When Captain James Stirling and his crew sailed along the Swan River in 1827, they entered a verdant land of cypress trees and peppermints, vivid against a backdrop of dark blue mountains. Little did they know they had arrived at the tail end of the highest period of rainfall since the 1660s, and that their hopes for a new life on the other side of the world would be pitted against the naturally dry and infertile conditions of the South-West. For this corner of Australia is an ecological rarity – one of only a few old, climatically buffered, infertile landscapes (OCBILs for short) in the world. OCBILs are unique, in that unlike young, often disturbed, fertile landscapes (YODFELs), the plants and animals in this area have adapted to thrive without the phosphorous, nitrogen, and potassium normally required for life. The original inhabitants of the South- West, the Noongar people, have been aware of this for thousands of years, and likewise adapted to live with soils that are three-to-four million years old. Australia’s white settlers in contrast, who came from European soils less than 45,000 years old, attempted to live without this awareness. But the South-West of Australia ‘is no pastoral idyll. This is a land that requires recognition of hard and ancient truths’ (p.50).
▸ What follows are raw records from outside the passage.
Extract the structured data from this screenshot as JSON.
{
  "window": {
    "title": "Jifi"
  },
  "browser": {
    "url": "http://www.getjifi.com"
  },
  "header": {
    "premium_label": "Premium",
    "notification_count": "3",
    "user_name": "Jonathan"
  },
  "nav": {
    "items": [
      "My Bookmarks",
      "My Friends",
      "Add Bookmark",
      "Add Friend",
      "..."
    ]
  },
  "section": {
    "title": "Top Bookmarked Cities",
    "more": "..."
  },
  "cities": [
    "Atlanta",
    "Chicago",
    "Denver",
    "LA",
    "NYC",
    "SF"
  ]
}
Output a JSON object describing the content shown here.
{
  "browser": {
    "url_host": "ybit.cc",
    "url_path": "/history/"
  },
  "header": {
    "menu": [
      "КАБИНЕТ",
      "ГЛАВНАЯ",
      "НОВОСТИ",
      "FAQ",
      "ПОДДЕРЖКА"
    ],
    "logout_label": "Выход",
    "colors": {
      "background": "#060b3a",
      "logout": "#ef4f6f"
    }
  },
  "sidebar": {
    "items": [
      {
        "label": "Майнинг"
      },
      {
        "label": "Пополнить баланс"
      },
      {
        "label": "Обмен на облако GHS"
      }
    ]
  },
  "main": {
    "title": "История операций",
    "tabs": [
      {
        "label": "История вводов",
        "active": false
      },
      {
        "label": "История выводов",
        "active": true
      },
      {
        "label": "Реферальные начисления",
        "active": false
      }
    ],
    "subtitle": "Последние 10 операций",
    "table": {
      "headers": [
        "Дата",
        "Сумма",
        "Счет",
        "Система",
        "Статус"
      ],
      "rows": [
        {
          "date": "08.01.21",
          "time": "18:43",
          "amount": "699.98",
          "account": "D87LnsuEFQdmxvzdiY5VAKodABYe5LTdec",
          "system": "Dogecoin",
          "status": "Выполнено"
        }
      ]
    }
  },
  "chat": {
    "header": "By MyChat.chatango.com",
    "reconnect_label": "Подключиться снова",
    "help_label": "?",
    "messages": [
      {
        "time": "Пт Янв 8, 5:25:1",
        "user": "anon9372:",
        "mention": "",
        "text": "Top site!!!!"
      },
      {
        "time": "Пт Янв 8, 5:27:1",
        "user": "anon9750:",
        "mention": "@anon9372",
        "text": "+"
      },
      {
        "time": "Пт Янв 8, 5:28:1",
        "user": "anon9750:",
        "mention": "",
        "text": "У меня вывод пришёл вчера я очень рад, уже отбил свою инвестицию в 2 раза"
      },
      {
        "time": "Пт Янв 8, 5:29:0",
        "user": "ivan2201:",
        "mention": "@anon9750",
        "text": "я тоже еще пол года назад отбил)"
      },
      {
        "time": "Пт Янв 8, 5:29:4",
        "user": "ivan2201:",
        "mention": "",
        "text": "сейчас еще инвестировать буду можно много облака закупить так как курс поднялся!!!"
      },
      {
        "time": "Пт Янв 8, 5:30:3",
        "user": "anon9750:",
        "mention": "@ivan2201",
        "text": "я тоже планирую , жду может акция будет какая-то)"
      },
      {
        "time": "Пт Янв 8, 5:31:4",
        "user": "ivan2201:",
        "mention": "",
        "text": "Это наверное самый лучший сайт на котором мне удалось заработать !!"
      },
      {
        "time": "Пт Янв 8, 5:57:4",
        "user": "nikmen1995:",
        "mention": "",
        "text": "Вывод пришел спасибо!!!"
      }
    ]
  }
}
Wilson’s thesis in Stepping Off: Rewilding and Belonging in the South-West is that we’ve inherited a sort of collective amnesia about our place, and when we are disconnected from our knowledge of place, we are disconnected from ourselves. This is not a treatise on ‘new age’ spirituality; Wilson’s argument is grounded in plant biology, ecology, agriculture, economics, and human history. We cannot afford to live here as if we were living just anywhere, he argues. The solution Wilson offers is ‘rewilding’, the restoration of native flora and fauna systems – but also a personal rewilding, a sense of knowing where you live, and allowing that to influence how you live. Thus, while Wilson focuses on the South-West, the challenge of rewilding is broader, universal.
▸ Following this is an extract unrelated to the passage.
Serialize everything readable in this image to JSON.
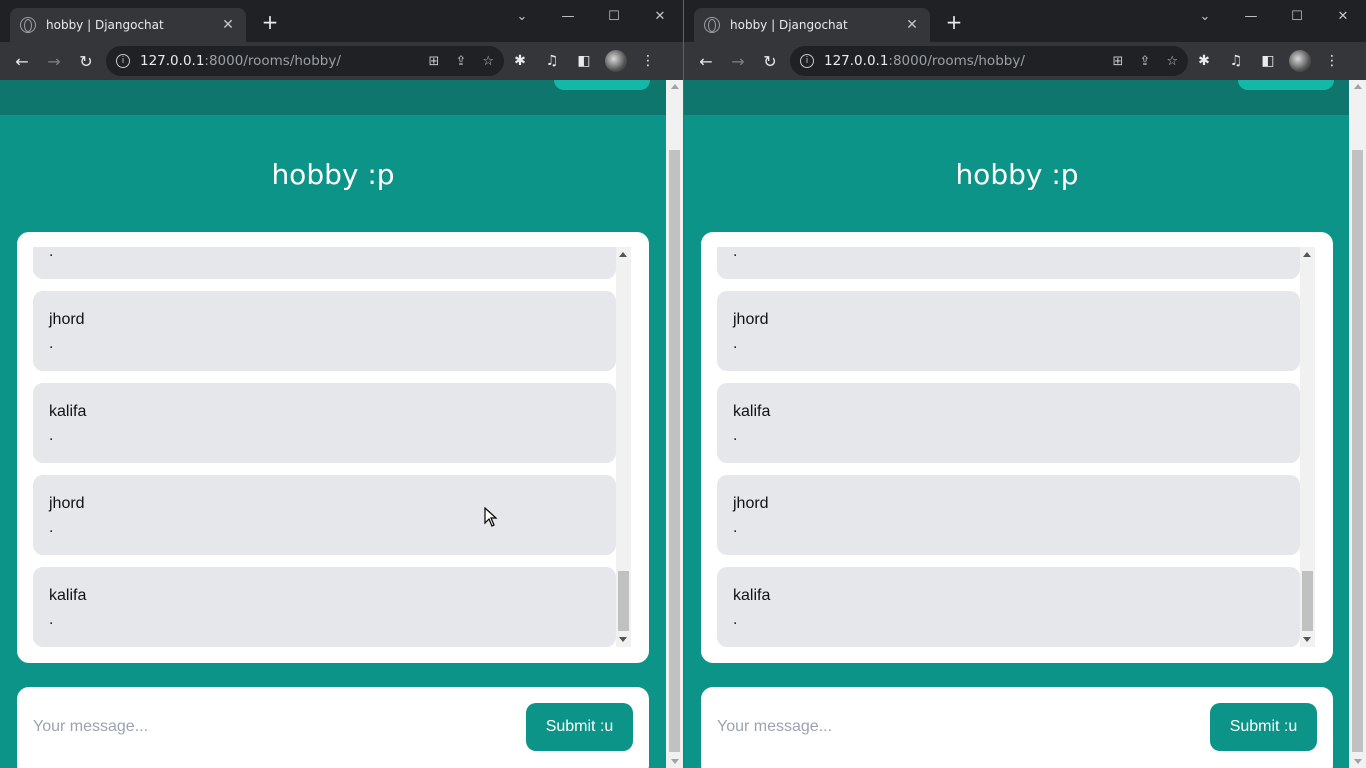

Wilson begins with a broad geological and ecological history of the South-West (chapters 1 and 2), that, like all good natural history writing, will make the local reader or visitor want to go outside and see for themselves the plants and birds shaped by overlapping bioregions that subvert the rules of biodiversity. He moves on to explore the South-West through the eyes of the local Noongar people (chapter 3), musing on different cultural conceptions of hearth and home, and the manner of Noongar interaction with the land for tens of thousands of years; and then we see the South-West again, this time through the eyes of military men (chapter 4). Wilson’s own great-great-great grandfather was one of the first settlers in Fremantle, and it is clear that Wilson understands his own place in the history of this region (chapter 5).
What does it mean to be affluent? Wilson asks, as he details how the newcomers to the South-West intensively farmed and logged the land to satisfy an abstract economy (chapter 6), and how the suburbs of Perth expanded from a town of wetlands and wildlife to a city built around (unsustainable) freeways and highways (chapter 7), its inhabitants unware of anything different. The effects of this development are further explored in terms of the wheatbelt, forest, and animal life (chapters 8, 9, and 10).
The rest of the book is dedicated to the process of ecological and personal rewilding, and from diagnosing the damaging impact set in motion by settlers and British immigrants, who were unreceptive to the ‘reality of newness’ (p. 226) of this country, Wilson turns to a story of hope: ‘Hope’, as evolutionary biologist and botanist Stephen Hopper puts it, that ‘only ends when the last plant dies’ (p. 218). We can learn from Noongar culture about how to live sustainably in this corner of Australia, developing ‘kalip’—a Noongar word that might be appropriately translated as ‘bioregional consciousness’ (p. 232) by paying attention to and learning about our immediate environment, and exploring the surrounding national parks and forests that are here for all of us. In doing this, we can make different or at least informed choices about the pets we keep, the food we eat, the gardens we grow, the leisure activities we enjoy.
The scope of this book is ambitious—in turn flying high over four billion years of Australia’s South-West environmental history, then swooping low to examine a flower growing in a suburban Perth garden—but in knowing when to provide detail and when to summarise, Stepping Off leaves the reader more grounded, more curious, and more aware.
The University of Western Australia